But two provisions that Democrats had earlier decried were removed, per the New York Times: “a limitation on Sunday voting, and a proposal that would have made it easier to overturn an election.”

Biden to give speech on reducing gun crimes

At 1:15 p.m. ET from the White House, President Biden – joined by Attorney General Merrick Garland and other law enforcement officials – will deliver remarks on his administration’s strategy to reduce gun crimes.

Also joining Biden: Eric Adams, who just won New York City’s Democratic mayoral primary.

Upcoming political events we’re watching

Here’s what’s on our political calendar over the next few weeks:

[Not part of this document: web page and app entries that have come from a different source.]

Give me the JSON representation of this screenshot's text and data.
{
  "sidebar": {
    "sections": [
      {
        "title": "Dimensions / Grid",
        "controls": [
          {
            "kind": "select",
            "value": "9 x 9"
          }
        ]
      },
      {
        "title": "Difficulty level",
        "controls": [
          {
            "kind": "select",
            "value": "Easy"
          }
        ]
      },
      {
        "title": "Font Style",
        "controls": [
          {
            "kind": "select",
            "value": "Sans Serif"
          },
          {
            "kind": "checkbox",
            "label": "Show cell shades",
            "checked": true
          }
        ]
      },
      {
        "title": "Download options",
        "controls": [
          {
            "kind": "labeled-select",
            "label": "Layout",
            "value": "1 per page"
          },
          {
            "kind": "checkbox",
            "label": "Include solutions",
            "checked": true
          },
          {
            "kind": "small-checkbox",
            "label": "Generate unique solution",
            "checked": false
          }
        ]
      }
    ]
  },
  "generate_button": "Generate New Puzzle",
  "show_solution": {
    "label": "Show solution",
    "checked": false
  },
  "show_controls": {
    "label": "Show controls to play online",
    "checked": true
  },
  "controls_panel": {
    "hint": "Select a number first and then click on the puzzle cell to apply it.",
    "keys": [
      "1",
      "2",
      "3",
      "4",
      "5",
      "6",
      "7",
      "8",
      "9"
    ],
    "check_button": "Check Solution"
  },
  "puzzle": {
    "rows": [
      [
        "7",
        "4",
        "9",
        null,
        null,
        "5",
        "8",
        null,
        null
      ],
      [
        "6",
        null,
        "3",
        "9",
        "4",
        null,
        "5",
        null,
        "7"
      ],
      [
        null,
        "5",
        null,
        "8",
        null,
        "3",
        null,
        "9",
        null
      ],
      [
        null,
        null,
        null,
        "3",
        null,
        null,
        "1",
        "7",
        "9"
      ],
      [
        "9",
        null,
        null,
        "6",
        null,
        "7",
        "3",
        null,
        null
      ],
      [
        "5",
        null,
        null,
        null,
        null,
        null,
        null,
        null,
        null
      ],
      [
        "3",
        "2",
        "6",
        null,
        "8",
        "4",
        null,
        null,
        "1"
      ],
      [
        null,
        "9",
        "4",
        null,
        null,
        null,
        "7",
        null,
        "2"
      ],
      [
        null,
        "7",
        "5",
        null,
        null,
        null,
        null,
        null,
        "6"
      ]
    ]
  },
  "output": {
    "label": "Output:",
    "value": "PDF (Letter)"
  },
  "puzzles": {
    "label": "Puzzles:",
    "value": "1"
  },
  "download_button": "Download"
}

  • Friday, July 16: Mike Pence, Mike Pompeo and Kristi Noem all speak in Iowa at a Family Leader event.
  • Monday, July 26: Pompeo speaks at the Reagan Presidential Foundation’s speaker series.
  • Tuesday, July 27: Runoff in TX-6 special election between Susan Wright (whose husband passed away creating this vacancy) and state Rep. Jake Ellzey.

ICYMI: What else is happening in the world

Here’s where the Biden agenda stands in Congress.

Axios is reporting that the price tag for the opening salvo of the “soft” infrastructure reconciliation bill will be about $3.5 trillion.

The commander of U.S., NATO forces in Afghanistan is stepping down as America winds down its footprint in Afghanistan.

During a Sunday interview, Trump repeatedly praised the Jan. 6 protestors, called them peaceful and said his supporters were being held to a “double standard.”

Trump’s lawyers may be penalized for filing a lawsuit in Michigan a judge called just “speculation and conjecture.”